### RECORDS SHOWN

# # # #

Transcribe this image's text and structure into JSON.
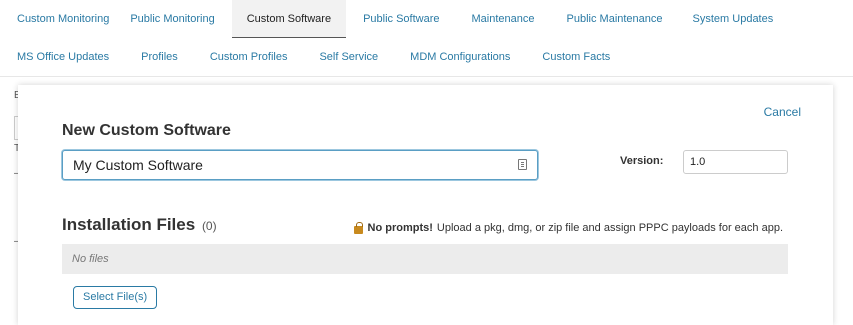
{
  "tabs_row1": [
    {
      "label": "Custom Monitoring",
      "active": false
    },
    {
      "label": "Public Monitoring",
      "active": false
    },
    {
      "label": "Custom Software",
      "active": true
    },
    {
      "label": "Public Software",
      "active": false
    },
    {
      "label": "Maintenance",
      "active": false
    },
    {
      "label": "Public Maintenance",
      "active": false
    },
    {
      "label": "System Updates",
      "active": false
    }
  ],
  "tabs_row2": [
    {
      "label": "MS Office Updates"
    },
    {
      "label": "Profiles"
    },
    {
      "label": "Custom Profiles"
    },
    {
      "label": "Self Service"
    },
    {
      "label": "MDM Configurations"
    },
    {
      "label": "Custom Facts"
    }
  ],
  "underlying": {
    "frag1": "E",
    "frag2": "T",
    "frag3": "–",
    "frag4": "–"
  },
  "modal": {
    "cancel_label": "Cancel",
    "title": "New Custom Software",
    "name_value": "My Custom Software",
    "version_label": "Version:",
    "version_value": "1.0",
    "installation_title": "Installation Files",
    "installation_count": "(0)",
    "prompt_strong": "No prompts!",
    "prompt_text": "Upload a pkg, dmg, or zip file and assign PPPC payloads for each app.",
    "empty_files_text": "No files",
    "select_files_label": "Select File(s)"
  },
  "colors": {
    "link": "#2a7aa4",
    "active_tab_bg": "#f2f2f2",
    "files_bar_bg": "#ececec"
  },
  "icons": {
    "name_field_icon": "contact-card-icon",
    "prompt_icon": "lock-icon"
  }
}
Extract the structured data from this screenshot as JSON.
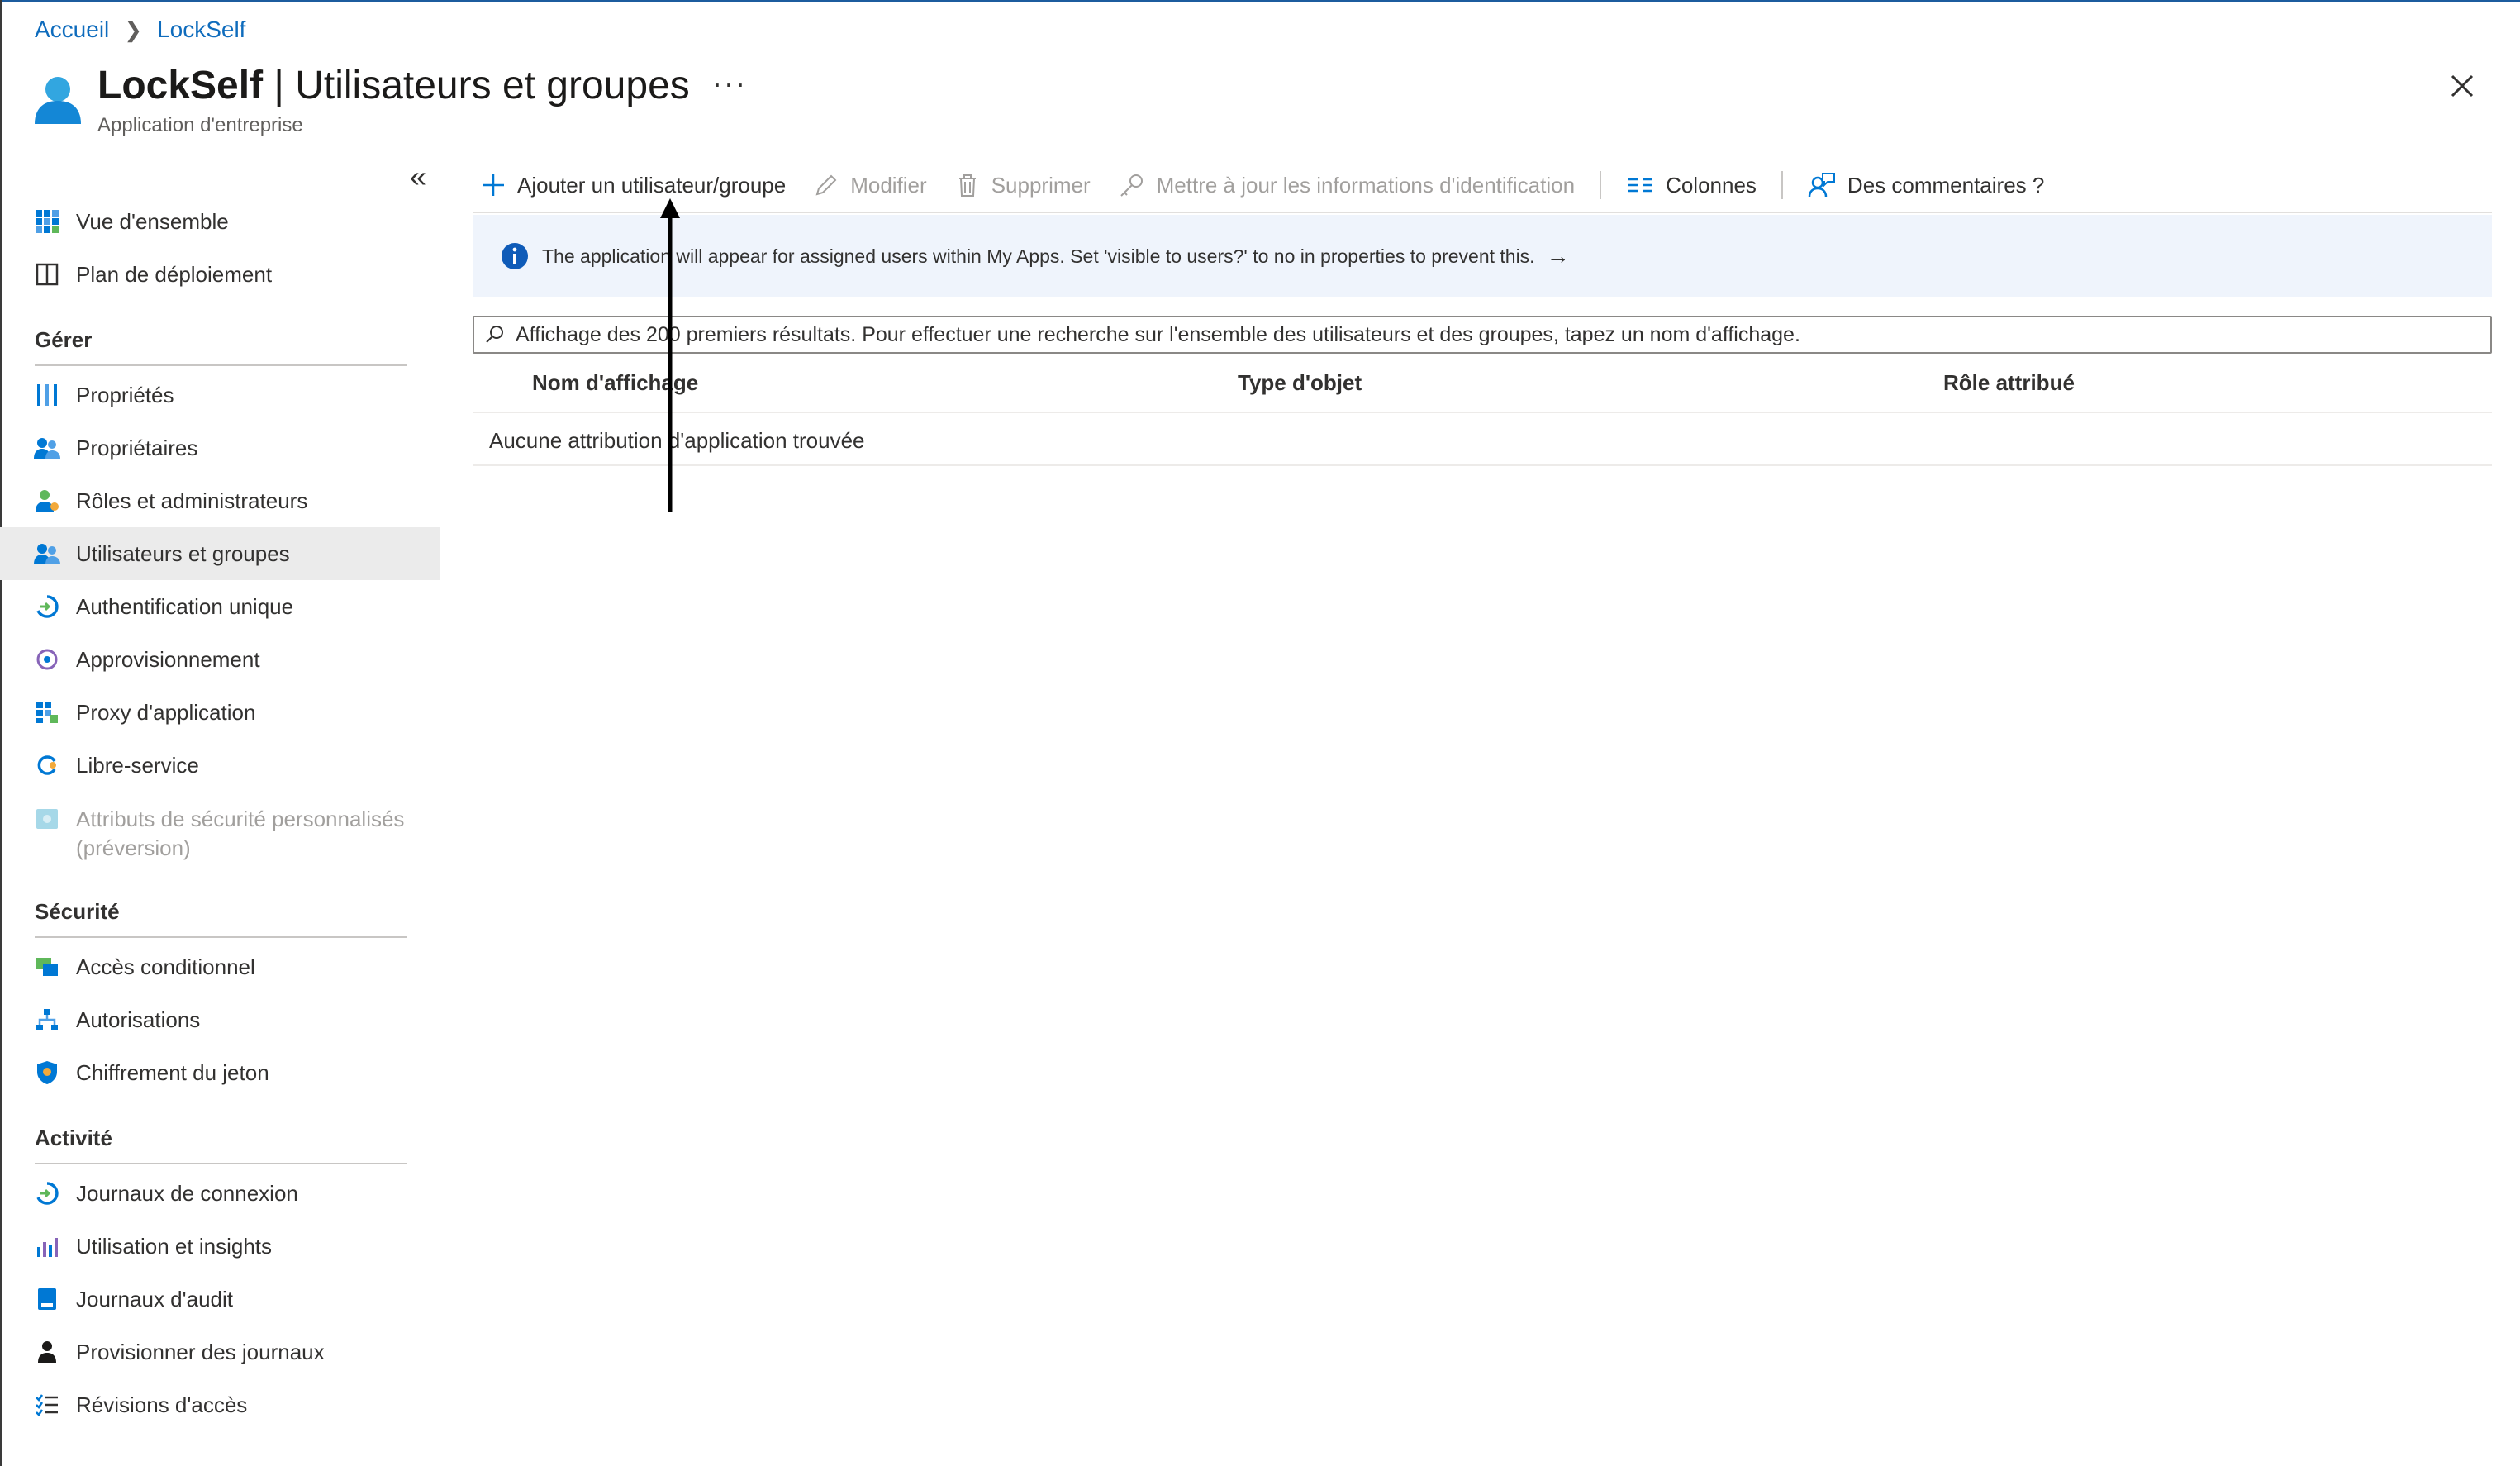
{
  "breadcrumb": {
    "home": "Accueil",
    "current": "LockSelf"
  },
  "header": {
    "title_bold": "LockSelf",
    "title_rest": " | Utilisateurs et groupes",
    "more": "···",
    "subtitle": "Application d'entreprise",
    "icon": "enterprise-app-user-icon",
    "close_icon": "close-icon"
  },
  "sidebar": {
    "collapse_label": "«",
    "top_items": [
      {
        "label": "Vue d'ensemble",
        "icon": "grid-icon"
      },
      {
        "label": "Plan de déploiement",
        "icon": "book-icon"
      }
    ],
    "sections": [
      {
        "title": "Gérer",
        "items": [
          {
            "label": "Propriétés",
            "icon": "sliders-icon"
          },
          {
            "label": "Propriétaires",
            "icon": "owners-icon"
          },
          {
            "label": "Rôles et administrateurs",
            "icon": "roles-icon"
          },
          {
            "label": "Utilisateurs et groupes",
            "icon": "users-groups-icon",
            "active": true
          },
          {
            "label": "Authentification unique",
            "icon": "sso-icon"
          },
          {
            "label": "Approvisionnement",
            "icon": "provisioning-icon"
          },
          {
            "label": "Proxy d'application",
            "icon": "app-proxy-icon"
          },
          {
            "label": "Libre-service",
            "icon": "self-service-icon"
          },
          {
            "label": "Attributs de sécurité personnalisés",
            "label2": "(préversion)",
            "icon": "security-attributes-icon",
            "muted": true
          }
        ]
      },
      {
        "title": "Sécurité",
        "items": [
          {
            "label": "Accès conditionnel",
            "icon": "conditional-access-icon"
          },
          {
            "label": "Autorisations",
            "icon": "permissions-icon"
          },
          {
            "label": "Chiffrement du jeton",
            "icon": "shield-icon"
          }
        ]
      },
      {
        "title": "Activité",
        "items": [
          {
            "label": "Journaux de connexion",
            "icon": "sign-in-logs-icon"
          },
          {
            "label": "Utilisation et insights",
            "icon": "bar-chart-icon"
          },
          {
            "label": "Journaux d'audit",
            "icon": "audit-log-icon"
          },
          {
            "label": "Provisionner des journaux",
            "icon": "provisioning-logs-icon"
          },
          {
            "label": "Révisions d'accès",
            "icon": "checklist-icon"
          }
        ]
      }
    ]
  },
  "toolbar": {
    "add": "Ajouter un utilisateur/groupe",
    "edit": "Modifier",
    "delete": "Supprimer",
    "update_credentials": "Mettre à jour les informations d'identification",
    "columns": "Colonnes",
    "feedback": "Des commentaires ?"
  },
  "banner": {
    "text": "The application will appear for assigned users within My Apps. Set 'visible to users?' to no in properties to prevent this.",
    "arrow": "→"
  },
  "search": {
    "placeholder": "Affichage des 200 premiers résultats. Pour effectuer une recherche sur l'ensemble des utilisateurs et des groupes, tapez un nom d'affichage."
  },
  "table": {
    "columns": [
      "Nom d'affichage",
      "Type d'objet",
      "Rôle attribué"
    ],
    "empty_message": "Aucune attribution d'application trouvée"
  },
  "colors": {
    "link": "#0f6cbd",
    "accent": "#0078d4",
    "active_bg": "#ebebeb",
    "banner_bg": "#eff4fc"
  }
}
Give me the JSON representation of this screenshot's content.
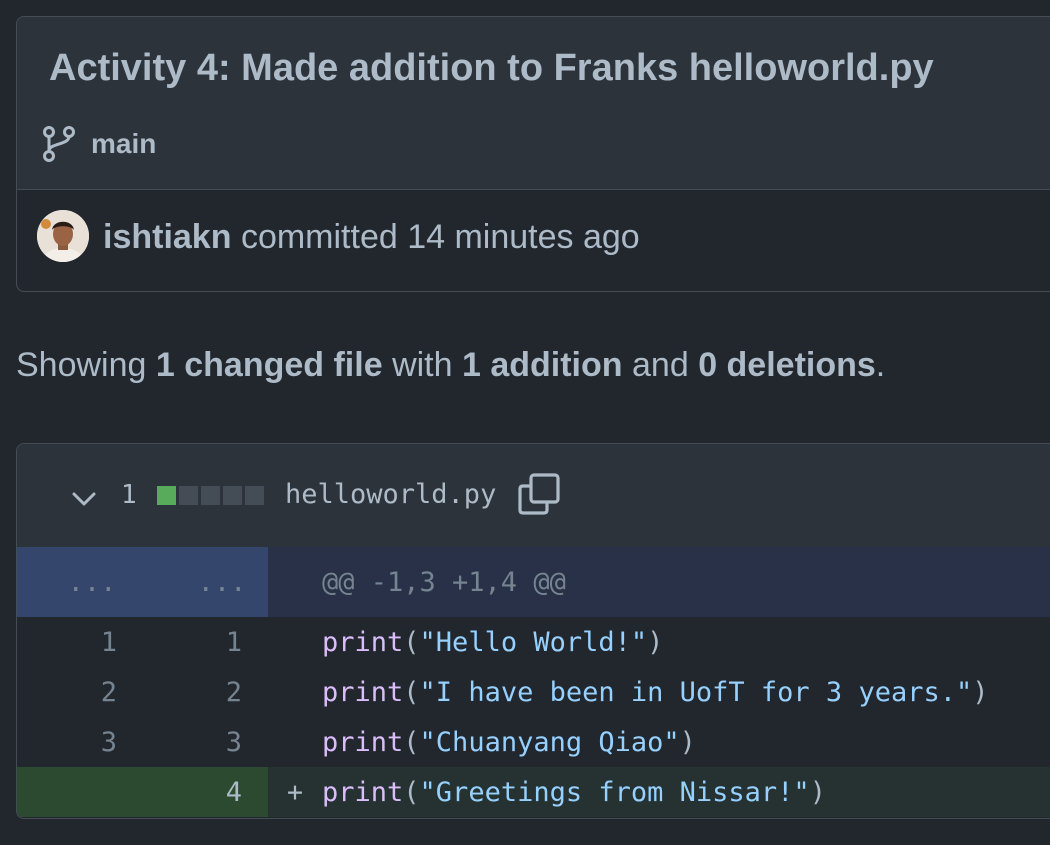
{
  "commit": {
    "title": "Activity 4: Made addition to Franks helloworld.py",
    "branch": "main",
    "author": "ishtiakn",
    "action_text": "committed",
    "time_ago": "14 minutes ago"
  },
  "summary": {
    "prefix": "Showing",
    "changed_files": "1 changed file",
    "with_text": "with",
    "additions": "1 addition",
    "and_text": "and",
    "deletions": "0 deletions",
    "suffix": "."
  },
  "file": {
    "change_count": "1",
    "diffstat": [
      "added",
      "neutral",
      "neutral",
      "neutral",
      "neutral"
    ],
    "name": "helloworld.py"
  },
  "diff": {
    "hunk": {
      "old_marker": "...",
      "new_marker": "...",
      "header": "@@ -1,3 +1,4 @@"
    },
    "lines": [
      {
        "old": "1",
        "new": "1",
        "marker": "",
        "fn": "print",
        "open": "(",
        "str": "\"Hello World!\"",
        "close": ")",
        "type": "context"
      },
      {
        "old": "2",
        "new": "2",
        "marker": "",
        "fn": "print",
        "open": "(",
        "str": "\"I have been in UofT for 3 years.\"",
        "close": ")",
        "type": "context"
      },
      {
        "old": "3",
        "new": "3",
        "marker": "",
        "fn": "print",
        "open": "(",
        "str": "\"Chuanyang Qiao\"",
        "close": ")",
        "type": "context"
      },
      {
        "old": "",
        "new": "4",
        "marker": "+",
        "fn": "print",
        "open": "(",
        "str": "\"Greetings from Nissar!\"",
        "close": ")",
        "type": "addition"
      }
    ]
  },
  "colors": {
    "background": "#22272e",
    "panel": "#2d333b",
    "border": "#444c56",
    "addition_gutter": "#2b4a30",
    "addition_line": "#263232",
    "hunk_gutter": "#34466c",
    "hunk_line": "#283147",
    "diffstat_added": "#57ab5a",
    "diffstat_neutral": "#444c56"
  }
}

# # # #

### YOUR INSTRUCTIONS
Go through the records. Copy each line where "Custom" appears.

### WRITTEN SOLUTION
      "label": "Custom Monitoring",
      "label": "Custom Software",
      "label": "Custom Profiles"
      "label": "Custom Facts"
    "title": "New Custom Software",
    "name_value": "My Custom Software",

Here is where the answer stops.